This approach is meaningfully divergent from the approach of, say, a national sex offenders registry or a “Match Percentage,” both of which are presentations that presume to calculate information opaquely and then present the result to the user. These aren’t systems that offer much if any transparency to how those results were arrived at. That opaqueness itself communicates a kind of surety to the user: “don’t worry, you can trust us.” In the case of a sex offender’s registry, the presumption is that anyone on the list is dangerous (an “offender”). With a Match Percentage, the presumption is that a high score is a compatible match.

Nevertheless, anyone with even a shred of perspective on the absurd farce of a “justice” system that the legal system is or anyone who has ever gone out on what ended up being a bad date with one of their suggested “great matches” has an intuitive sense that something is wrong with these systems. What I assert is that these failures are not design flaws, but intentionally crafted lies. They are carefully engineered sociopolitical manipulations that promise convenience and safety, but actually provide neither. They intentionally communicate a “don’t worry, you can trust us,” message, but leave the question of “trust who to do what?” unanswered by virtue of remaining unasked.

So one of the very first decisions my collaborators and I made when we began coding the various Predator Alert Tools was that we would create interfaces that explicitly challenge this mechanism of information presentation. Rather than, for example, create color-coded threat levels (blue for one concerning answer in the Predator Alert Tool for OkCupid red flag set, for example, yellow for two, and red for three or more), we would simply surface all concerns immediately in the same way and force the user to make a judgement for themselves.
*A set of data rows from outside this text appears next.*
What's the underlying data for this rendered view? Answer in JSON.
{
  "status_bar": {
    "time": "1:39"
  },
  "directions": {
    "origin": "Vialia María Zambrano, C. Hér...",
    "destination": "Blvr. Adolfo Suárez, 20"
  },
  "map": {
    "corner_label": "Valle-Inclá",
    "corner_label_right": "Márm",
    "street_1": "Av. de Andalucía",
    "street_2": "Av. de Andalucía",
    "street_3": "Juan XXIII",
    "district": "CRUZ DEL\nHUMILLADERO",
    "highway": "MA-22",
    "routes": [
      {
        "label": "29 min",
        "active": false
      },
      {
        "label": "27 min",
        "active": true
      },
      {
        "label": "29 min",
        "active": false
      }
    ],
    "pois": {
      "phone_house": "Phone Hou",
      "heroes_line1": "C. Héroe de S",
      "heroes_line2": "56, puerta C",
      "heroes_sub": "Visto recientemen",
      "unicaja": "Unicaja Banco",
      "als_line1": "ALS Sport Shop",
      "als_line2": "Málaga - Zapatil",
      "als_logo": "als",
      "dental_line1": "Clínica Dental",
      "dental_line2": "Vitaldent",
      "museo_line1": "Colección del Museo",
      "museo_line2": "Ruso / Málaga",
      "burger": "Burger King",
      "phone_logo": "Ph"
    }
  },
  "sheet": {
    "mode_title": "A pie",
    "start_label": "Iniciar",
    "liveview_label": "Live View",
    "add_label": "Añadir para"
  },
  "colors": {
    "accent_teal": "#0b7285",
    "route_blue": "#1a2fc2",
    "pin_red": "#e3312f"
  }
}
One intentional side effect of this approach is the implicit rejection of the binary of abuser versus abused. Instead of opaquely calculating inputs and then producing an output that judges some people as “predators,” we treat everyone as having the capability to behave in “predatory” ways against everyone else—regardless of past input. Naturally, this makes a lot of people uncomfortable. That, of course, is the point: bluntly, “you might be a rapist if it never occurs to you that rape is something you’re capable of.”

In practical logic, this means that “the class of people who might be rapists” is everyone. Likewise, we maintain that “the class of people who might be rape survivors” is also everyone.

To use the language from above, “This formally amounts to responding to zero-sum games with a rejection of the offer to be determined in a finite game.” Or in other words, by rejecting the idea that we can pre-calculate perceptions of dangerousness into a binary distinction between “we should warn at this danger level but no need to warn at this other danger level,” we purposefully break the consistency of user interfaces that were originally designed to lull people into thoughtlessness.

When OkCupid suggests a user with a 90%+ match to someone, and then Predator Alert Tool for OkCupid red-flags them, suddenly OkCupid’s idea of “a 90% match” becomes meaningless. And that’s the entire point. It is meaningless, but it’s trying to convince you it’s a super clever algorithm infinitely more competent in determining your “compatibility” with other people than you are, whatever the fuck that means.

The reason Predator Alert Tool is a volunteer project whose budget is now and has always been $0 is because it is entirely antithetical not just to a given business model, but to the very idea of “business models.” Every company selling anti-rape gimmicks is exploiting and profiting off rape culture. That’s why they’ve been resoundingly ineffective at combating it; despite what they say about combating rape culture, what they are actually doing supports it.

For these reasons, I have always conceived of Predator Alert Tool as a rolequeer project; it takes a rolequeer approach to the question of “who’s a rapist?” Its answer is both classless and creates an intersectional class: “anyone who commits rape.” This is not actually different from a lot of feminist discourse. But to the best of my knowledge, its implementation, that is the impact of its choices, are still, sadly, unique.